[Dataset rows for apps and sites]
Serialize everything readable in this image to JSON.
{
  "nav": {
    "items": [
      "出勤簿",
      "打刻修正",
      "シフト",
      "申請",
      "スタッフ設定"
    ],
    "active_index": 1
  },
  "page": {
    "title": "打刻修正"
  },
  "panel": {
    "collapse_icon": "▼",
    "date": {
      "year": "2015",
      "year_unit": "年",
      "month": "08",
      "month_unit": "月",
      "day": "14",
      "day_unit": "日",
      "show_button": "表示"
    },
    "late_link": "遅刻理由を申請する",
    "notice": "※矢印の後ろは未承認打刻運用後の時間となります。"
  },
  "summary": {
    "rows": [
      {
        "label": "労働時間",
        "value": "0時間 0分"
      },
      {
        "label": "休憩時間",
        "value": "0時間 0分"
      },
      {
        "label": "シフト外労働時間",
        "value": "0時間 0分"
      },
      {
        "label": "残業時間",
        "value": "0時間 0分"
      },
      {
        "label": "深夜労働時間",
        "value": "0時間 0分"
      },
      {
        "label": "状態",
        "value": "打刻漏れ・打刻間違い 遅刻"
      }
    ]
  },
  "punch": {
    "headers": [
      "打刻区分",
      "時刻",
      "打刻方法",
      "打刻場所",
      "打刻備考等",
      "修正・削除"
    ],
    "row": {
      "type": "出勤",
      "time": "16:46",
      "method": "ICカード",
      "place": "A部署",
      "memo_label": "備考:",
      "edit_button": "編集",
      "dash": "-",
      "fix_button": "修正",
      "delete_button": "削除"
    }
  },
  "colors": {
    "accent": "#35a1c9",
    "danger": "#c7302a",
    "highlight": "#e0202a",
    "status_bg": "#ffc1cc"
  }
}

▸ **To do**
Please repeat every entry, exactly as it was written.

▸ **Answer space**
Serialize everything readable in this image to JSON.
{
  "nav": {
    "items": [
      "出勤簿",
      "打刻修正",
      "シフト",
      "申請",
      "スタッフ設定"
    ],
    "active_index": 1
  },
  "page": {
    "title": "打刻修正"
  },
  "panel": {
    "collapse_icon": "▼",
    "date": {
      "year": "2015",
      "year_unit": "年",
      "month": "08",
      "month_unit": "月",
      "day": "14",
      "day_unit": "日",
      "show_button": "表示"
    },
    "late_link": "遅刻理由を申請する",
    "notice": "※矢印の後ろは未承認打刻運用後の時間となります。"
  },
  "summary": {
    "rows": [
      {
        "label": "労働時間",
        "value": "0時間 0分"
      },
      {
        "label": "休憩時間",
        "value": "0時間 0分"
      },
      {
        "label": "シフト外労働時間",
        "value": "0時間 0分"
      },
      {
        "label": "残業時間",
        "value": "0時間 0分"
      },
      {
        "label": "深夜労働時間",
        "value": "0時間 0分"
      },
      {
        "label": "状態",
        "value": "打刻漏れ・打刻間違い 遅刻"
      }
    ]
  },
  "punch": {
    "headers": [
      "打刻区分",
      "時刻",
      "打刻方法",
      "打刻場所",
      "打刻備考等",
      "修正・削除"
    ],
    "row": {
      "type": "出勤",
      "time": "16:46",
      "method": "ICカード",
      "place": "A部署",
      "memo_label": "備考:",
      "edit_button": "編集",
      "dash": "-",
      "fix_button": "修正",
      "delete_button": "削除"
    }
  },
  "colors": {
    "accent": "#35a1c9",
    "danger": "#c7302a",
    "highlight": "#e0202a",
    "status_bg": "#ffc1cc"
  }
}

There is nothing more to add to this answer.